───── EXERCISE MATERIAL
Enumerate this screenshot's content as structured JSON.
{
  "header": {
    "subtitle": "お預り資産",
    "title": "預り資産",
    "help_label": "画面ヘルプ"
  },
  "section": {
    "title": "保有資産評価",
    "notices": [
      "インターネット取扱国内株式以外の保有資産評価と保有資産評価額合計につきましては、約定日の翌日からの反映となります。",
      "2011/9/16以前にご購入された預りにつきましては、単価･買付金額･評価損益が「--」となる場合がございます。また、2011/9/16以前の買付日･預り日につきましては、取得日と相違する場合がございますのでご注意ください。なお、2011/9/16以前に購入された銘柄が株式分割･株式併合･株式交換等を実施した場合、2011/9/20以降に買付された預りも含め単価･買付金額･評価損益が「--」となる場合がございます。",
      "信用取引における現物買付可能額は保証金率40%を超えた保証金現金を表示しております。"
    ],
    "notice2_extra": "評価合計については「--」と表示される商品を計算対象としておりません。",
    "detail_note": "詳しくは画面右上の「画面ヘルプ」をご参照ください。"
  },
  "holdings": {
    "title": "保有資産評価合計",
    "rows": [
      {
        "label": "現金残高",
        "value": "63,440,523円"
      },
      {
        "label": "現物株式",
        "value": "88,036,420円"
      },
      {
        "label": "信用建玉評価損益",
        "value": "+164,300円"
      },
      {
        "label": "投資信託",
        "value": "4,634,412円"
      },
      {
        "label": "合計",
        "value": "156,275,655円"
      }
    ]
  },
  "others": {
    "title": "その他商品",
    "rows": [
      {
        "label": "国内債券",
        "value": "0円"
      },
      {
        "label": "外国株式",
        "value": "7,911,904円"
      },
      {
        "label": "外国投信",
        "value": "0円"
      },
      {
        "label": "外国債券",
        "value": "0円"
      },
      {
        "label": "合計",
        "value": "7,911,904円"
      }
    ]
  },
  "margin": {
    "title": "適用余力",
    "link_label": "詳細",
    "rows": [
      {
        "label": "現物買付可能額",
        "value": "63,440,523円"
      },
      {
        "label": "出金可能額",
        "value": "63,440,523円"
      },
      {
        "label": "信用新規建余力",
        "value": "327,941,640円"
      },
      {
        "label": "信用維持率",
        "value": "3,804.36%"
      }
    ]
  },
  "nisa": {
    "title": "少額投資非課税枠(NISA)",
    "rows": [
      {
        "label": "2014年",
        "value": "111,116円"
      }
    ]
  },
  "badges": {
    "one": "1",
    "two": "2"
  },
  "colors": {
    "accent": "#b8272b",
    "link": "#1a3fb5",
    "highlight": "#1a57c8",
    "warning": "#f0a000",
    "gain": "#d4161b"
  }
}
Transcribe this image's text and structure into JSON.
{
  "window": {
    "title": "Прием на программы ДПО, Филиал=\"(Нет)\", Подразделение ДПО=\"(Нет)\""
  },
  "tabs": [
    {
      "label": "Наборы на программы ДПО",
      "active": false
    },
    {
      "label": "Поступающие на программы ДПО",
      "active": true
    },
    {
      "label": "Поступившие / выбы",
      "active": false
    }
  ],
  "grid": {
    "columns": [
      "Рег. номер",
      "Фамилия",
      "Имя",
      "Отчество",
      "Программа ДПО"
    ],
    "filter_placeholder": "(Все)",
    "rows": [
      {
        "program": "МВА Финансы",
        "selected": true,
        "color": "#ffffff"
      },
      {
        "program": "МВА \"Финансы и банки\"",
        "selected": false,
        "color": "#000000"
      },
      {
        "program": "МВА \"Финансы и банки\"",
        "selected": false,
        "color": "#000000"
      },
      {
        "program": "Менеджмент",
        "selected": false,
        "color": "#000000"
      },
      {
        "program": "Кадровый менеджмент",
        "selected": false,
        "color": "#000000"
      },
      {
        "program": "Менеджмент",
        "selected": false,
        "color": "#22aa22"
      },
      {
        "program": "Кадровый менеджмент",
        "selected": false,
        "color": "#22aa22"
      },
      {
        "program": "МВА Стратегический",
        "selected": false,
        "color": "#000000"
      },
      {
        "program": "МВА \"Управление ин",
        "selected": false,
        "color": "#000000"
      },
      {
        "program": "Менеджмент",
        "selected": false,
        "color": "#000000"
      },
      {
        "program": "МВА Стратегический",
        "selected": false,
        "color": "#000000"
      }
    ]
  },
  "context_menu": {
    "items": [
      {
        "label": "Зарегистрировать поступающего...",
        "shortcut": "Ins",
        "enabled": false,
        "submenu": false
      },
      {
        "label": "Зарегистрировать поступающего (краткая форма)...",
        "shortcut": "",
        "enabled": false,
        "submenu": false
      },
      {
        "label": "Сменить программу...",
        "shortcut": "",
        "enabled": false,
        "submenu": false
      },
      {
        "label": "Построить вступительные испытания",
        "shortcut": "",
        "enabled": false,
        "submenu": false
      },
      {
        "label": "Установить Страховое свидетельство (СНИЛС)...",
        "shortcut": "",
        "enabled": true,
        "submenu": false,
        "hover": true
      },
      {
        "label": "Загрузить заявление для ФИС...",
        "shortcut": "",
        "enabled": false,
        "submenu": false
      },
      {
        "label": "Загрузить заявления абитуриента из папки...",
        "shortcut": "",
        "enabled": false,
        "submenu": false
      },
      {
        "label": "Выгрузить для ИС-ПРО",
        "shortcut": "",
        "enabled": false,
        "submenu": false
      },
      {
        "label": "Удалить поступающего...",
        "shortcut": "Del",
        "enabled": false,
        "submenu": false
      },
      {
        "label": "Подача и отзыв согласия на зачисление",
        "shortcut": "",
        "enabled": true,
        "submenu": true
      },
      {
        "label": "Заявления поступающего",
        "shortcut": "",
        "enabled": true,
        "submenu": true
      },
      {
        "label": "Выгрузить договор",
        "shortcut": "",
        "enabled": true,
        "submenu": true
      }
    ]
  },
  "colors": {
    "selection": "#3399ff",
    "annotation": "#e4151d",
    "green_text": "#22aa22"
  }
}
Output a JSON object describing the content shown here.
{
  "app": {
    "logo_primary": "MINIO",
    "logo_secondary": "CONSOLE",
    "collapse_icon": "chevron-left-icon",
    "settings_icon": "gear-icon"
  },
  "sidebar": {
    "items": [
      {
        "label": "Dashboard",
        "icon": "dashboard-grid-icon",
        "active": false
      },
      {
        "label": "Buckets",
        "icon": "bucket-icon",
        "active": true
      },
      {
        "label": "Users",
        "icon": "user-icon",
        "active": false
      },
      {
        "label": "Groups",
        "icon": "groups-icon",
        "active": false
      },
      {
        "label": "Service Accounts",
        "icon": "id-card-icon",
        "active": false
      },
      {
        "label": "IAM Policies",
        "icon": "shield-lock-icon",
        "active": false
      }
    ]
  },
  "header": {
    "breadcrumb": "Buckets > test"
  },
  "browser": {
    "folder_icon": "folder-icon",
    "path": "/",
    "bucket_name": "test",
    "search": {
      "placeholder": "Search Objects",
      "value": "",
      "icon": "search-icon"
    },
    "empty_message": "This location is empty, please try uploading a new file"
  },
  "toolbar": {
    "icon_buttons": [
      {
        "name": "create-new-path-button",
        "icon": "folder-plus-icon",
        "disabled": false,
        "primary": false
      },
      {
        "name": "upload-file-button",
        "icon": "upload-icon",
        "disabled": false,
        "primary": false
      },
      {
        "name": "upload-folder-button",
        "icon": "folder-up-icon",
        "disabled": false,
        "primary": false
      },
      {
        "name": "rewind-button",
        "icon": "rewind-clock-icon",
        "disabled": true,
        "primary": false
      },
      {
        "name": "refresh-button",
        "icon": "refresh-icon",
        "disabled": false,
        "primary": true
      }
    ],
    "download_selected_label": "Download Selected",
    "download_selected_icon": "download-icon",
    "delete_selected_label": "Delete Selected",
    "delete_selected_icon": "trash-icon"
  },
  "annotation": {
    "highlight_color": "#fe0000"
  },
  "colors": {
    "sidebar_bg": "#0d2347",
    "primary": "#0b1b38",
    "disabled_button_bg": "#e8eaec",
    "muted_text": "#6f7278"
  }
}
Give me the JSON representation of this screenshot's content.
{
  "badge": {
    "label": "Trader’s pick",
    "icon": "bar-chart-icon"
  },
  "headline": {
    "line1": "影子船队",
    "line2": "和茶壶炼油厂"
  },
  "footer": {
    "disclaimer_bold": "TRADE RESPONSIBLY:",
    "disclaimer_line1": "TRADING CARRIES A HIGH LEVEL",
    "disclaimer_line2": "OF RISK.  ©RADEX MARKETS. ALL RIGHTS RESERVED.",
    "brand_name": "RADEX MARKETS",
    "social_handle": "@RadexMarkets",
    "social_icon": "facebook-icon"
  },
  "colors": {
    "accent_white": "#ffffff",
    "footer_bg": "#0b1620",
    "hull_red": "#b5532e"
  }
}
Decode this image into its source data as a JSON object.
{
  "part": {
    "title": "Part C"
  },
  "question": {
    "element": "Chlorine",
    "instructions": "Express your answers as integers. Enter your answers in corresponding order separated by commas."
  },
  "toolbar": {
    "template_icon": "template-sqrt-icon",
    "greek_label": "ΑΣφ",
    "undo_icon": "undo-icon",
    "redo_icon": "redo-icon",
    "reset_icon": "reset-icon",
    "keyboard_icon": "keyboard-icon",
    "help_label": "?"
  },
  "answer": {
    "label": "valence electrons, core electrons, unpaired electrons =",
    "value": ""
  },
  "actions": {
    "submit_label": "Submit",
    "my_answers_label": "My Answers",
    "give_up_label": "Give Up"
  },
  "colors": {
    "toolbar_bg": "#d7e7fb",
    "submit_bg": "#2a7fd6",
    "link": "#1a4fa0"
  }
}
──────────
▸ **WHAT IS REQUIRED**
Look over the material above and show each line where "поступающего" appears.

▸ **SOLVED PROBLEM**
        "label": "Зарегистрировать поступающего...",
        "label": "Зарегистрировать поступающего (краткая форма)...",
        "label": "Удалить поступающего...",
        "label": "Заявления поступающего",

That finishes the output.